Cutting-edge technology allows us to gain a surprising amount of insight into the materials that artists used to create paint.
Our director of product design discusses a process that often culminates in seeing beautiful details from artworks in the hands of people walking down the street.
Under magnification, cross sections can appear as rare gemstones, deep-sea creatures, or galactic otherworlds.
Meet Kenneth Sutherland, Andrew W. Mellon Conservation Scientist at the Art Institute of Chicago.
These digital catalogues are designed for anyone who wants to take a closer look at our collection from anywhere in the world.
With respectful consideration of materials, techniques used in making, history, cultural value, and aesthetic significance, Brittany Dolph Dinneen and Susan Elizabeth Gagliardi from Emory University discuss this Kono helmet mask from the collection.
Four staff members find stirring and evocative shades of red in artworks from around the world.
Takaezu’s artworks not only merge the energy of Abstract Expressionism with the forms of traditional Japanese ceramics—they have a life of their own.
Staff members from various fields—curatorial, exhibition design, project management, and retail—all share their unique perspectives of bringing Kruger’s vision to the museum’s galleries.
The social norms inspired by COVID-19 safety precautions have had an interesting effect on our relationship with art in a museum.
This superb figure of the goddess Venus—a domestic object of particular importance to women in the ancient Roman world—expands the types of stories we can tell in the galleries.

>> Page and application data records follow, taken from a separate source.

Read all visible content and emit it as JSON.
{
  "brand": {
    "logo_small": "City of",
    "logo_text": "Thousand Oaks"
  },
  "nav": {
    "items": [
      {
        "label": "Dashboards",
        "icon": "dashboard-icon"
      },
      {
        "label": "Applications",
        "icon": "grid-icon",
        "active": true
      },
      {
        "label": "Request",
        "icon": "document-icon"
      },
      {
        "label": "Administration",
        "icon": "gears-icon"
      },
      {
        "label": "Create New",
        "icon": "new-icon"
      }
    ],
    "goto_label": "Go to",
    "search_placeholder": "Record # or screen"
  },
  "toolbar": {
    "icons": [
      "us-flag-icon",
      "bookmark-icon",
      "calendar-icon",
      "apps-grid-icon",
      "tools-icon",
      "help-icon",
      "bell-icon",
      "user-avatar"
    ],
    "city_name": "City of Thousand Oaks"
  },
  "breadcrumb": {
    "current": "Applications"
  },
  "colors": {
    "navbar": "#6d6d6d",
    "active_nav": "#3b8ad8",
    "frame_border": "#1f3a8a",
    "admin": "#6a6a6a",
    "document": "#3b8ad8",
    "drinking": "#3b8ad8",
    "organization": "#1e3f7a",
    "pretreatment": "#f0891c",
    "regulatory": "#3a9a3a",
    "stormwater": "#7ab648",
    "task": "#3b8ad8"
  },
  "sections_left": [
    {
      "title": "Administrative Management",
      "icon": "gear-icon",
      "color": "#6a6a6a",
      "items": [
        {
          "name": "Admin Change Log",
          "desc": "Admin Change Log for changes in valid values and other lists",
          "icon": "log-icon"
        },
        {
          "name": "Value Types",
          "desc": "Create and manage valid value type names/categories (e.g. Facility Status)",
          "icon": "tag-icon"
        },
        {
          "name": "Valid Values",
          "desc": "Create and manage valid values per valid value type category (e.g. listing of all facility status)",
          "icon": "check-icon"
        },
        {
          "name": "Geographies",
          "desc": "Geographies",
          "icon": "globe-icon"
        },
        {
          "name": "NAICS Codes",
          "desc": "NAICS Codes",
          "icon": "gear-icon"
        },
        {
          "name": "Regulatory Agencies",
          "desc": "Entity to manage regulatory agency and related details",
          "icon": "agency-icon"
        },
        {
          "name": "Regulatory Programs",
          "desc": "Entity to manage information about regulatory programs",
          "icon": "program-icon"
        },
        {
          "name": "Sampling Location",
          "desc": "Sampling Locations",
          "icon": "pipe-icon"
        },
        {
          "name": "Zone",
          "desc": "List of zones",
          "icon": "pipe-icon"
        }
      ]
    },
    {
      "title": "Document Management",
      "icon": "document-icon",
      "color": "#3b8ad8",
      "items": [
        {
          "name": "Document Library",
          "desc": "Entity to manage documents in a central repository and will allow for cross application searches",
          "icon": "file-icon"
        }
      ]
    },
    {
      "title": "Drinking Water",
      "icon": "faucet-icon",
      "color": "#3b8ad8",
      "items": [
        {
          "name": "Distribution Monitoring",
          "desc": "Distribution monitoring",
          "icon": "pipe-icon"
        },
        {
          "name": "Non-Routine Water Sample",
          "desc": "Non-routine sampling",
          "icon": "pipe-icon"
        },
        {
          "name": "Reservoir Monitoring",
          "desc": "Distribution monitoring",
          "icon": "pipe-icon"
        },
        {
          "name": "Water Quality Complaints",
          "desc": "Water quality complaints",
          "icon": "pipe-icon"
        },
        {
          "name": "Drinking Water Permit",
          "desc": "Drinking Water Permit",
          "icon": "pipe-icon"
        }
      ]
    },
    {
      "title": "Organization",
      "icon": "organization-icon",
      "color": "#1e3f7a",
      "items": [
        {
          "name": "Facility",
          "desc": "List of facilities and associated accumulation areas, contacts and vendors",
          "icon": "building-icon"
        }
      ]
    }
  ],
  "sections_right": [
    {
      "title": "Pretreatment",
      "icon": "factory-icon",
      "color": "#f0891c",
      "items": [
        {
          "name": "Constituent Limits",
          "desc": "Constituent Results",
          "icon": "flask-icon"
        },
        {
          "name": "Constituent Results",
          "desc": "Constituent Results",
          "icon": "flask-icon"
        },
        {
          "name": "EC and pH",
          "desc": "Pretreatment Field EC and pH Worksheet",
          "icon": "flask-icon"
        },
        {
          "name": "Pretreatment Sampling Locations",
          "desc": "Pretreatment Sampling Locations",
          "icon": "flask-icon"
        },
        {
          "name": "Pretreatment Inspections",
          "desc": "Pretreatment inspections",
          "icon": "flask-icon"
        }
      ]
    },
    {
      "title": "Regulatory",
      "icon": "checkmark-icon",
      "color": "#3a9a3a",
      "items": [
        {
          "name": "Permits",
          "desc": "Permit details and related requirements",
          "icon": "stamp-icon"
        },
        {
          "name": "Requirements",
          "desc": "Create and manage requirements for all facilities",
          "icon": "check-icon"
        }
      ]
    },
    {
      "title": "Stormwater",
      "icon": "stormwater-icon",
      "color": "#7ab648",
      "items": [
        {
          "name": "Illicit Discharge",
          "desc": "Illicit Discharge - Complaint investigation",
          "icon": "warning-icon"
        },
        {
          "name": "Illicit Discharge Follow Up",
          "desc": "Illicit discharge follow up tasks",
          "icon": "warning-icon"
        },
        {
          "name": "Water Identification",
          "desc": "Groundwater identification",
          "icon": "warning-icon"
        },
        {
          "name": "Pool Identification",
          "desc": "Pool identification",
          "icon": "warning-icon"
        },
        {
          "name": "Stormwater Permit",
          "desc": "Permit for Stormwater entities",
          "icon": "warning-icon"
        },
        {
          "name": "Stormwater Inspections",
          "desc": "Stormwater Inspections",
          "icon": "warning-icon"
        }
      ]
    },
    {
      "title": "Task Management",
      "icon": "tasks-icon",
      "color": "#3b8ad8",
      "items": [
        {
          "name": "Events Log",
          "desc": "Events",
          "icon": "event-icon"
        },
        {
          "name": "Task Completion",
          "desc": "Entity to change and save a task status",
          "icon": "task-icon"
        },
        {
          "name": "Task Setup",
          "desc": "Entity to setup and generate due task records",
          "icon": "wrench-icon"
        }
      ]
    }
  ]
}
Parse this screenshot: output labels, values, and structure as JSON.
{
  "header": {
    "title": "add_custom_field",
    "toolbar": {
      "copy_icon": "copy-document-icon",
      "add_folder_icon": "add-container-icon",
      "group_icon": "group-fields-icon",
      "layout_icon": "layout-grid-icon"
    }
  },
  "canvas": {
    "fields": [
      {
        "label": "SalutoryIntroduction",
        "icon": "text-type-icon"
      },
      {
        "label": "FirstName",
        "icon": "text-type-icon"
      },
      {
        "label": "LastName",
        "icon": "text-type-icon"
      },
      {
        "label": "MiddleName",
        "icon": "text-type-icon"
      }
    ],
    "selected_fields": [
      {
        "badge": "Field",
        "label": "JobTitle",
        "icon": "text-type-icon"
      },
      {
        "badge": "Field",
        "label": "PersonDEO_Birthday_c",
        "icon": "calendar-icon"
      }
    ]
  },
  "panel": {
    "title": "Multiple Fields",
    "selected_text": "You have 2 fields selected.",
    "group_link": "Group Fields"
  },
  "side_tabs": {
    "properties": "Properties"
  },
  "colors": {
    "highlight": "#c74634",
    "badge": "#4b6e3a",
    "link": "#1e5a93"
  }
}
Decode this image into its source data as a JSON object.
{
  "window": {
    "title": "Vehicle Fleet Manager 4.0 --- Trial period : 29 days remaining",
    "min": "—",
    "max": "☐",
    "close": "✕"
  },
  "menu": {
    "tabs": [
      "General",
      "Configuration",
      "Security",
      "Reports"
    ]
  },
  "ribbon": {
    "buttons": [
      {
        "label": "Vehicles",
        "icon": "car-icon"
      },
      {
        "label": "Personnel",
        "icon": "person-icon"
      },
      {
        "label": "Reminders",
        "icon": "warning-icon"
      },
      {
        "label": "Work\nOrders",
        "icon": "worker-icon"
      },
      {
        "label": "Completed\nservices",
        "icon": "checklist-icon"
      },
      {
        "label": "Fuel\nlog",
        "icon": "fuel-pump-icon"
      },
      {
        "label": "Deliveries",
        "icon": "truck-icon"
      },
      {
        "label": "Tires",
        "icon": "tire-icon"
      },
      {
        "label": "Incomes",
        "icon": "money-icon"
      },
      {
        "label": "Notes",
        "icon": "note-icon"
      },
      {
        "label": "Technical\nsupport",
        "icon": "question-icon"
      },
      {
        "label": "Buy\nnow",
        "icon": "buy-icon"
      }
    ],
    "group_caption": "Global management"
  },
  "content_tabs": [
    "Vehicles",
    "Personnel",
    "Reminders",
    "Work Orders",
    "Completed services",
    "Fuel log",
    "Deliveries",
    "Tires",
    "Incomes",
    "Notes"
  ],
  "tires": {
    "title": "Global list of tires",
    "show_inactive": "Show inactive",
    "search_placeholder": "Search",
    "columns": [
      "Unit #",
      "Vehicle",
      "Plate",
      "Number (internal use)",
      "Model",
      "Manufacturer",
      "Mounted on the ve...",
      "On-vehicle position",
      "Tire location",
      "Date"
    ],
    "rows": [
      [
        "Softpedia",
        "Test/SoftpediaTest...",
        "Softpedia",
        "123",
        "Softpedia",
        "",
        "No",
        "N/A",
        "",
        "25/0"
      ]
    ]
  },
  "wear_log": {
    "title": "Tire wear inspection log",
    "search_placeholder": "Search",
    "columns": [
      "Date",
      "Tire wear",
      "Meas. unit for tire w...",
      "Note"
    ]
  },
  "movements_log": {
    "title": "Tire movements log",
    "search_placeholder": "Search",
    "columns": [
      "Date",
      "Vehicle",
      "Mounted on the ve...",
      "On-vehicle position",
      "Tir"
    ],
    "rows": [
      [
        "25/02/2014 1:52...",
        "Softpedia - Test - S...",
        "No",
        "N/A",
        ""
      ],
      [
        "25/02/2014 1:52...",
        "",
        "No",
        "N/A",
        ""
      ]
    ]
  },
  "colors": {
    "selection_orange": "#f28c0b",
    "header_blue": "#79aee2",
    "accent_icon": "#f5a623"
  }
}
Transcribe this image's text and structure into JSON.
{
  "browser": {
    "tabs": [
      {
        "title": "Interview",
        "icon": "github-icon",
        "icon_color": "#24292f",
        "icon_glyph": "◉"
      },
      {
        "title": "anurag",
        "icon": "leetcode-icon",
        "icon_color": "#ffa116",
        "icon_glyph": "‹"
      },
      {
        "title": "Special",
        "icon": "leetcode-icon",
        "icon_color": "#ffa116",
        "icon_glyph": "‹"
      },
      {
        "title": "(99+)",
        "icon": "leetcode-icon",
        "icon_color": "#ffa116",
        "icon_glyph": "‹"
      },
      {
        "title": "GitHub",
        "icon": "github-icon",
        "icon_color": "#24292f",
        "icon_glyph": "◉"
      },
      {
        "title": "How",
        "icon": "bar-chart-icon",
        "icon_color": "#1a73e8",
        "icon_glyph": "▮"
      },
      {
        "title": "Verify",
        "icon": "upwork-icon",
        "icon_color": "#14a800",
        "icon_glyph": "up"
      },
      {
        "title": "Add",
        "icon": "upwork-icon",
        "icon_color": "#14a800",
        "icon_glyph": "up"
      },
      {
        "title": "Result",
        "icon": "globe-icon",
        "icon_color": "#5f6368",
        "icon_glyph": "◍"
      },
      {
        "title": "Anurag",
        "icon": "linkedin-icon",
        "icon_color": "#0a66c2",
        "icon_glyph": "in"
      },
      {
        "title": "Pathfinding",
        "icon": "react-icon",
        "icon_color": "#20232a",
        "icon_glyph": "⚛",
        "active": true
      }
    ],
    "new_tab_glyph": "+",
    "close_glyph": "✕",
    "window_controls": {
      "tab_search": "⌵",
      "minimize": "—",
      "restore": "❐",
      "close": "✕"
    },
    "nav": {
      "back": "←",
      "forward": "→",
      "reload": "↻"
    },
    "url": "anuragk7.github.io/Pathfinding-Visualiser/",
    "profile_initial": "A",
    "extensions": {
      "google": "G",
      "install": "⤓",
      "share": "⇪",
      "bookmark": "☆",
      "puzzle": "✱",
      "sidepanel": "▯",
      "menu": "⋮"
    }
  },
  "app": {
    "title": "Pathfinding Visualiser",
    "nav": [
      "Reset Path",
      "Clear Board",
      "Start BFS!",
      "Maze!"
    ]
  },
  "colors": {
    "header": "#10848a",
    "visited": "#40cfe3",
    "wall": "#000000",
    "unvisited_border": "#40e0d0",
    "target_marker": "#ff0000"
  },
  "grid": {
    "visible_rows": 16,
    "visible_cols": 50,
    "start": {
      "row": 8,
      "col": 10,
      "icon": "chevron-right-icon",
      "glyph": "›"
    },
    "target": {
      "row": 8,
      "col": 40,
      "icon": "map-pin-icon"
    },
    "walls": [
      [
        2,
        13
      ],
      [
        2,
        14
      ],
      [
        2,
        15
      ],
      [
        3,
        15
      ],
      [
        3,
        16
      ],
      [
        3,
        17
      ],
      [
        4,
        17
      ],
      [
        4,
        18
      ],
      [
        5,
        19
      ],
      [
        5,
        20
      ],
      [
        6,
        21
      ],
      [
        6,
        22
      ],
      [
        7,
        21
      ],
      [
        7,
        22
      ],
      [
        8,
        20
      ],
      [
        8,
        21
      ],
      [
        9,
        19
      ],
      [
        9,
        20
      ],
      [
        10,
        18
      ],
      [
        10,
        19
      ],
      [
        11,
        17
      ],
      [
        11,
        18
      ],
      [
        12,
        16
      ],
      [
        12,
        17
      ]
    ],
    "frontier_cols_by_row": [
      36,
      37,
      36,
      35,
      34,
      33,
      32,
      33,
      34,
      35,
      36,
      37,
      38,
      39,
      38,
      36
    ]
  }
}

The same photograph appears in three publications and tells three different stories.